WHAT IS EXPECTED: Looking through the listing, how many of its lines hold the word "Delivery"? Answer with only the number.

[Start of Attachment]

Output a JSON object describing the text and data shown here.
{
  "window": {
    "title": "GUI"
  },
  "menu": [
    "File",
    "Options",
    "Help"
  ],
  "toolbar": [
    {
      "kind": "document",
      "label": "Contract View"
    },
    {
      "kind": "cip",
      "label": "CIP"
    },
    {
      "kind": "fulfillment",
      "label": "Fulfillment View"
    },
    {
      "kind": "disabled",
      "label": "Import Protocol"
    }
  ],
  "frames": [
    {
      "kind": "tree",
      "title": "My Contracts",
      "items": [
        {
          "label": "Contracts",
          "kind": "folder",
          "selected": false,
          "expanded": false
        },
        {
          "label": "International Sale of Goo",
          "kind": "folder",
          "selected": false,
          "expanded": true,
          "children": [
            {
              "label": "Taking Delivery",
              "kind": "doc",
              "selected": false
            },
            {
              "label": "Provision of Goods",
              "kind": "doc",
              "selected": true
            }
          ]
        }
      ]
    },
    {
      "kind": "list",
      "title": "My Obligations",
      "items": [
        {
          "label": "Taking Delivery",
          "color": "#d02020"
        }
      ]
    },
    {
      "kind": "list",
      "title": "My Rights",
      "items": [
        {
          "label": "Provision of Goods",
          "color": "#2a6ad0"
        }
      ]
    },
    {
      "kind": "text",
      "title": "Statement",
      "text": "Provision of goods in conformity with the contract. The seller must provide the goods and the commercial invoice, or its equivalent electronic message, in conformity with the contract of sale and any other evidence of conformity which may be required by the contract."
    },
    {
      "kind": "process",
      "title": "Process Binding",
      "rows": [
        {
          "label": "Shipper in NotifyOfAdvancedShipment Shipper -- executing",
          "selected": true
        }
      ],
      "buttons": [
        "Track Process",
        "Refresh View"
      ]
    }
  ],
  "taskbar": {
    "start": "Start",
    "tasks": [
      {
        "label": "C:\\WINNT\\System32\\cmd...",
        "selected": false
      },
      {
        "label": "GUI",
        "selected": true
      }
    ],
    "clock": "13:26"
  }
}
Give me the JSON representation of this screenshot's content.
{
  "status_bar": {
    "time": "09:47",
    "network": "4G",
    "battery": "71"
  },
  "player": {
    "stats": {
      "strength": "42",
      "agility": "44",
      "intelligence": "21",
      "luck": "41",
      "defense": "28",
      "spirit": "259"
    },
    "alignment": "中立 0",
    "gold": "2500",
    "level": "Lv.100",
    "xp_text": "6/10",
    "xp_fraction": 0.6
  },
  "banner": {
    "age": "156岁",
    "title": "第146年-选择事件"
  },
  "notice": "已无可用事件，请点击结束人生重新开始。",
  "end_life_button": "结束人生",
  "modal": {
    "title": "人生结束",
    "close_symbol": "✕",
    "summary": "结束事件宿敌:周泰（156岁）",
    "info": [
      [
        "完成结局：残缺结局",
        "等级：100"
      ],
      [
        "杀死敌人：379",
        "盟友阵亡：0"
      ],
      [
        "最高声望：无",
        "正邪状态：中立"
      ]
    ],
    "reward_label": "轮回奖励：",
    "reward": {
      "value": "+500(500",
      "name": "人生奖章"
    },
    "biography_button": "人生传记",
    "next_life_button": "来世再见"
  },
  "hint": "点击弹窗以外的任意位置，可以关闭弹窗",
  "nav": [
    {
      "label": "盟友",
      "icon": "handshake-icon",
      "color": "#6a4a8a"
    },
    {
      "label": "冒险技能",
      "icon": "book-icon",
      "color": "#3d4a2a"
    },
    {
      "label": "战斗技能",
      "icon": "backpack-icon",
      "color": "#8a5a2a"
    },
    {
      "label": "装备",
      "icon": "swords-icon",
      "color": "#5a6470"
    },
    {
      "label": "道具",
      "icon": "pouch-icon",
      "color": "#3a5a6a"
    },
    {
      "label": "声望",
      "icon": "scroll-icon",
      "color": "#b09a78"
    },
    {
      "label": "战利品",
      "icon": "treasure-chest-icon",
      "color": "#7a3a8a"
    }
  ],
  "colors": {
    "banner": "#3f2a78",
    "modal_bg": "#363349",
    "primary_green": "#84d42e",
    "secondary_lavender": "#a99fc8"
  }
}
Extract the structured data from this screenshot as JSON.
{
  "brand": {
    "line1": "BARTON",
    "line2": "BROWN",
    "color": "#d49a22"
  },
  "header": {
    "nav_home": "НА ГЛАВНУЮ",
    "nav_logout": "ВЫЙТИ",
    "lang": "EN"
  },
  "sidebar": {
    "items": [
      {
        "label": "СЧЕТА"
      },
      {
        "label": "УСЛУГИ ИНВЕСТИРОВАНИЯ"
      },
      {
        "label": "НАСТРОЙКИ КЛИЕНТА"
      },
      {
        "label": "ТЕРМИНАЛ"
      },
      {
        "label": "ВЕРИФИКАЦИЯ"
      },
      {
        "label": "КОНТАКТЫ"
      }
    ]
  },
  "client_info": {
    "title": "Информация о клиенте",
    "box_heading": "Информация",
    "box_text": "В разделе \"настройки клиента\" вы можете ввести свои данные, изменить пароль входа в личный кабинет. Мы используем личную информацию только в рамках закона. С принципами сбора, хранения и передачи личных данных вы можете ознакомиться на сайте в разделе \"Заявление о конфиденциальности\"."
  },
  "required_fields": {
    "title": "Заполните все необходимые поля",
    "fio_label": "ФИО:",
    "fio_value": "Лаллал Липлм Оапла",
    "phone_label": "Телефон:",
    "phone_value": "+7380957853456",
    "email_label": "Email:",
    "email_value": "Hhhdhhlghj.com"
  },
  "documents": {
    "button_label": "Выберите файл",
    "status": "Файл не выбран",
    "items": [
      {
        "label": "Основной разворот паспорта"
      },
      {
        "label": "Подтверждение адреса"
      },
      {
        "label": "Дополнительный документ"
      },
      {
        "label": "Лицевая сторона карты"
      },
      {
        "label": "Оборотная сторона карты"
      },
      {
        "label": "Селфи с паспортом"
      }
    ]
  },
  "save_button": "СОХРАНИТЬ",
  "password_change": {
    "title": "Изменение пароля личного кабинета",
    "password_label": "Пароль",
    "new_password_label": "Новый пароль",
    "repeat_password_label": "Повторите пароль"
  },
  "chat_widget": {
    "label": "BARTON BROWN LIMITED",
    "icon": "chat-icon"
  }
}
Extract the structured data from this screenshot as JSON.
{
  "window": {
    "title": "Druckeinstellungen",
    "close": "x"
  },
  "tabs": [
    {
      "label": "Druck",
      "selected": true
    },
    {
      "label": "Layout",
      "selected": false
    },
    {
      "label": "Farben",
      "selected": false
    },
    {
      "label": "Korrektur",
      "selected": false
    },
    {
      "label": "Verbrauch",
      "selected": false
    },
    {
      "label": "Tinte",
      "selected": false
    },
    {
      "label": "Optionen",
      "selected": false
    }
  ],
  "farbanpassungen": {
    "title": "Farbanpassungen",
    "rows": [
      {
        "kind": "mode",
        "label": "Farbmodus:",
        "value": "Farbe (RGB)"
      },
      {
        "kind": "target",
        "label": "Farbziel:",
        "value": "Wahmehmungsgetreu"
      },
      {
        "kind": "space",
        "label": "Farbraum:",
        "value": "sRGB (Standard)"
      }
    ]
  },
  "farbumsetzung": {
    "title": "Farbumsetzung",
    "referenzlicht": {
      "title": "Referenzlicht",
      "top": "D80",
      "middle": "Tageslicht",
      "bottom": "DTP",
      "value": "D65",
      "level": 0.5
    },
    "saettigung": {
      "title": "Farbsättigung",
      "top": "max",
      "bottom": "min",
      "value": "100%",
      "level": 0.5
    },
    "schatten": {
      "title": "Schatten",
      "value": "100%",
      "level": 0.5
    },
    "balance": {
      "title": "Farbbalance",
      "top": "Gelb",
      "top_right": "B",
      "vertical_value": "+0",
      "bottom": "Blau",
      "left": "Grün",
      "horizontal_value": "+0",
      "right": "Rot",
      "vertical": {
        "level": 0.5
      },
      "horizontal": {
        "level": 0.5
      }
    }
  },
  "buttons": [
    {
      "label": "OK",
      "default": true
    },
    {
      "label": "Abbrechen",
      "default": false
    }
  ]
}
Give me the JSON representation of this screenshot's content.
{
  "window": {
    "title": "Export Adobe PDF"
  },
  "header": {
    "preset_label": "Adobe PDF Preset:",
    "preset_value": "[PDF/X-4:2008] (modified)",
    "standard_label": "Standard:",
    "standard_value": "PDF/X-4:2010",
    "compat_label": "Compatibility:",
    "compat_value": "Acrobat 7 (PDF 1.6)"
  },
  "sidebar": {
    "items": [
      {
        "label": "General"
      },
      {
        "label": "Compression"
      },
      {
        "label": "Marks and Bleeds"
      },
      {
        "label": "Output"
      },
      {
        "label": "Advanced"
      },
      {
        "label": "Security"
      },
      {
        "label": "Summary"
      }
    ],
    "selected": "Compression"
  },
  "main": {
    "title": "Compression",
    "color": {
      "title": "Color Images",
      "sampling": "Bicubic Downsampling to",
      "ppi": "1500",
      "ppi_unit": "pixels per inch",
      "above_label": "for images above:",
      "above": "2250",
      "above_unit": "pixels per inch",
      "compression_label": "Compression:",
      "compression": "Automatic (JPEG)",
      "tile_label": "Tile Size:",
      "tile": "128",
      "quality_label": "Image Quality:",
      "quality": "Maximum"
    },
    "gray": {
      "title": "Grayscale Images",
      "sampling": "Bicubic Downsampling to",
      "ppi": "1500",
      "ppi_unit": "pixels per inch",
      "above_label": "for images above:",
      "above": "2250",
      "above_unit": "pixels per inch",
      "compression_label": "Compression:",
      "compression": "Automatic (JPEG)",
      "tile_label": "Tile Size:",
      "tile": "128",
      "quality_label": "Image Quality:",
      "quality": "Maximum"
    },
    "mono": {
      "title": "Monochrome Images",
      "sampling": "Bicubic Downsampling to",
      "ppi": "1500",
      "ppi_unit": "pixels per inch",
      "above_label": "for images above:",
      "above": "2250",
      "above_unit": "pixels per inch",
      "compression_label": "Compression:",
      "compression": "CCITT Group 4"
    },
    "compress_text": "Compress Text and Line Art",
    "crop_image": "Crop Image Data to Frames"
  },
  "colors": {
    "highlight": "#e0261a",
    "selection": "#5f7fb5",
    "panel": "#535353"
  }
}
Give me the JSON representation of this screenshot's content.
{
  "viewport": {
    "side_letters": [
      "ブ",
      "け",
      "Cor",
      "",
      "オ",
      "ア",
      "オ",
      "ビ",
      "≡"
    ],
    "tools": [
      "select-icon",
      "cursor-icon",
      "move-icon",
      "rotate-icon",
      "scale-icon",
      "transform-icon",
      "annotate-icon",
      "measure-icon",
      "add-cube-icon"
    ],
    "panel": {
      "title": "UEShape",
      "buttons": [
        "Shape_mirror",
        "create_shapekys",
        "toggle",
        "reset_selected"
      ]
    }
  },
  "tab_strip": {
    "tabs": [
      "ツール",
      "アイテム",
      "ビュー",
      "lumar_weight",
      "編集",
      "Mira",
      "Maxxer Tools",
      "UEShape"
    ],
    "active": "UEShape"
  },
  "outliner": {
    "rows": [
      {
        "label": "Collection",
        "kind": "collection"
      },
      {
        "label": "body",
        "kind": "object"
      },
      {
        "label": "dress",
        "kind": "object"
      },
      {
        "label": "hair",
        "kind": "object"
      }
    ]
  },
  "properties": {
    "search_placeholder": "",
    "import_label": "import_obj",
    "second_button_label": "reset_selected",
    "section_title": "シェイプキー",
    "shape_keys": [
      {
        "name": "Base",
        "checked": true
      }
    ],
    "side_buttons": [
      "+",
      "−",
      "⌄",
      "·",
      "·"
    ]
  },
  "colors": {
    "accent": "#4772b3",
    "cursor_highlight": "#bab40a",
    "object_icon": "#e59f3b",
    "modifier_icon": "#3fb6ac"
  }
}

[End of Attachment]

WRITTEN RESPONSE: 2